The records:
——————

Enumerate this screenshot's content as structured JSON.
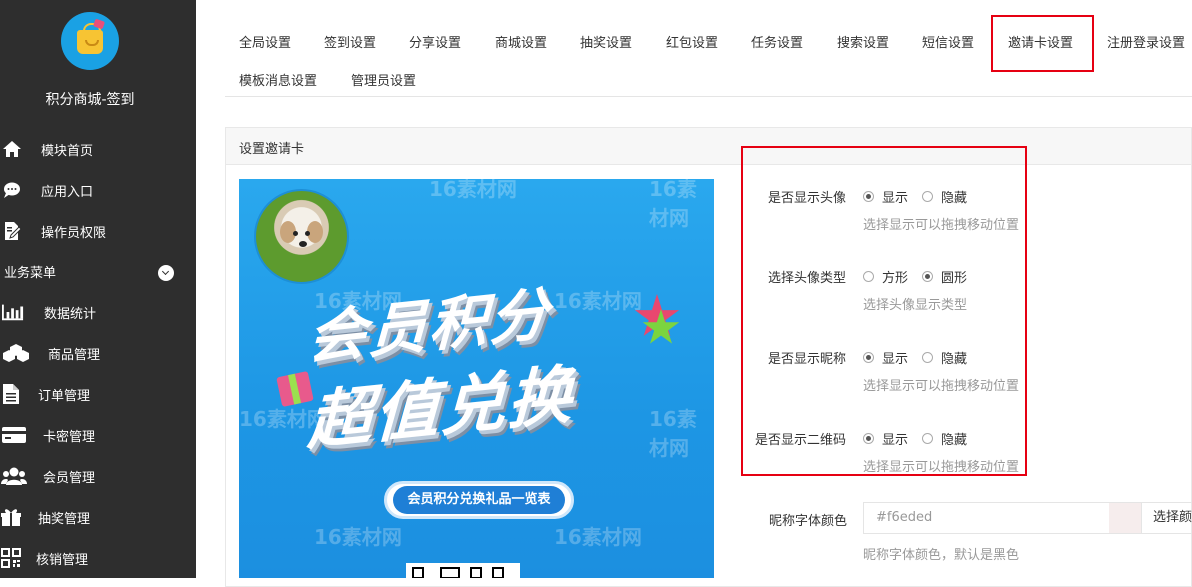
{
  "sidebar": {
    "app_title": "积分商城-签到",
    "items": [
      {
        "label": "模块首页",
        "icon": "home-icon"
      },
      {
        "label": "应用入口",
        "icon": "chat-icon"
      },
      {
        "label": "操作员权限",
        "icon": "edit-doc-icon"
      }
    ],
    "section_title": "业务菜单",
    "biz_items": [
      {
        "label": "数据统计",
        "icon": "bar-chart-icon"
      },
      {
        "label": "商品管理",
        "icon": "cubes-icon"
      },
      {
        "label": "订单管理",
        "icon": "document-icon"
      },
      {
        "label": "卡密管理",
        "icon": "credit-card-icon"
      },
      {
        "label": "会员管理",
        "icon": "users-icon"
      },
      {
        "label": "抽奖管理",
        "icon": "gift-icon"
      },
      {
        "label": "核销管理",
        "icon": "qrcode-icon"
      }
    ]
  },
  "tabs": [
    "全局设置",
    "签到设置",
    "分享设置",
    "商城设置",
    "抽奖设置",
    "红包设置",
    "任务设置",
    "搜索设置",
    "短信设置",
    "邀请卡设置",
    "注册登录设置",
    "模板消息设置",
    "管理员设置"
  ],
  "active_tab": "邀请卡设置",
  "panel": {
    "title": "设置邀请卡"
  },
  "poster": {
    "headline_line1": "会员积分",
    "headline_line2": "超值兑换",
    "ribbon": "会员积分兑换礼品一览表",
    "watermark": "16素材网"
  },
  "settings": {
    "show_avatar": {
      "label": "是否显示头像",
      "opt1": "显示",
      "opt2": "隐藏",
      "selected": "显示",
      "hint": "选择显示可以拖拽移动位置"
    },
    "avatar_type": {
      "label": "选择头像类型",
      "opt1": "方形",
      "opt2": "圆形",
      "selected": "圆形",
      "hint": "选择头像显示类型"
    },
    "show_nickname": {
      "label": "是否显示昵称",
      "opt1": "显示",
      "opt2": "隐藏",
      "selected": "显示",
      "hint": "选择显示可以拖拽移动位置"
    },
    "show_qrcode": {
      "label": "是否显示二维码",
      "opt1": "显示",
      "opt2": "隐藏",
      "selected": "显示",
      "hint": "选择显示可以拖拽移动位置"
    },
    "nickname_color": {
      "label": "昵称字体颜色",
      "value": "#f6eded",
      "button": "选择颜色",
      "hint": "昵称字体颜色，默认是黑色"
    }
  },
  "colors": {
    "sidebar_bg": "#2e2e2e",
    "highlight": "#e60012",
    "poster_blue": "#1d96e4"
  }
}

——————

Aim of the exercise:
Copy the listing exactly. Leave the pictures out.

Task answer:
Enumerate this screenshot's content as structured JSON.
{
  "sidebar": {
    "app_title": "积分商城-签到",
    "items": [
      {
        "label": "模块首页",
        "icon": "home-icon"
      },
      {
        "label": "应用入口",
        "icon": "chat-icon"
      },
      {
        "label": "操作员权限",
        "icon": "edit-doc-icon"
      }
    ],
    "section_title": "业务菜单",
    "biz_items": [
      {
        "label": "数据统计",
        "icon": "bar-chart-icon"
      },
      {
        "label": "商品管理",
        "icon": "cubes-icon"
      },
      {
        "label": "订单管理",
        "icon": "document-icon"
      },
      {
        "label": "卡密管理",
        "icon": "credit-card-icon"
      },
      {
        "label": "会员管理",
        "icon": "users-icon"
      },
      {
        "label": "抽奖管理",
        "icon": "gift-icon"
      },
      {
        "label": "核销管理",
        "icon": "qrcode-icon"
      }
    ]
  },
  "tabs": [
    "全局设置",
    "签到设置",
    "分享设置",
    "商城设置",
    "抽奖设置",
    "红包设置",
    "任务设置",
    "搜索设置",
    "短信设置",
    "邀请卡设置",
    "注册登录设置",
    "模板消息设置",
    "管理员设置"
  ],
  "active_tab": "邀请卡设置",
  "panel": {
    "title": "设置邀请卡"
  },
  "poster": {
    "headline_line1": "会员积分",
    "headline_line2": "超值兑换",
    "ribbon": "会员积分兑换礼品一览表",
    "watermark": "16素材网"
  },
  "settings": {
    "show_avatar": {
      "label": "是否显示头像",
      "opt1": "显示",
      "opt2": "隐藏",
      "selected": "显示",
      "hint": "选择显示可以拖拽移动位置"
    },
    "avatar_type": {
      "label": "选择头像类型",
      "opt1": "方形",
      "opt2": "圆形",
      "selected": "圆形",
      "hint": "选择头像显示类型"
    },
    "show_nickname": {
      "label": "是否显示昵称",
      "opt1": "显示",
      "opt2": "隐藏",
      "selected": "显示",
      "hint": "选择显示可以拖拽移动位置"
    },
    "show_qrcode": {
      "label": "是否显示二维码",
      "opt1": "显示",
      "opt2": "隐藏",
      "selected": "显示",
      "hint": "选择显示可以拖拽移动位置"
    },
    "nickname_color": {
      "label": "昵称字体颜色",
      "value": "#f6eded",
      "button": "选择颜色",
      "hint": "昵称字体颜色，默认是黑色"
    }
  },
  "colors": {
    "sidebar_bg": "#2e2e2e",
    "highlight": "#e60012",
    "poster_blue": "#1d96e4"
  }
}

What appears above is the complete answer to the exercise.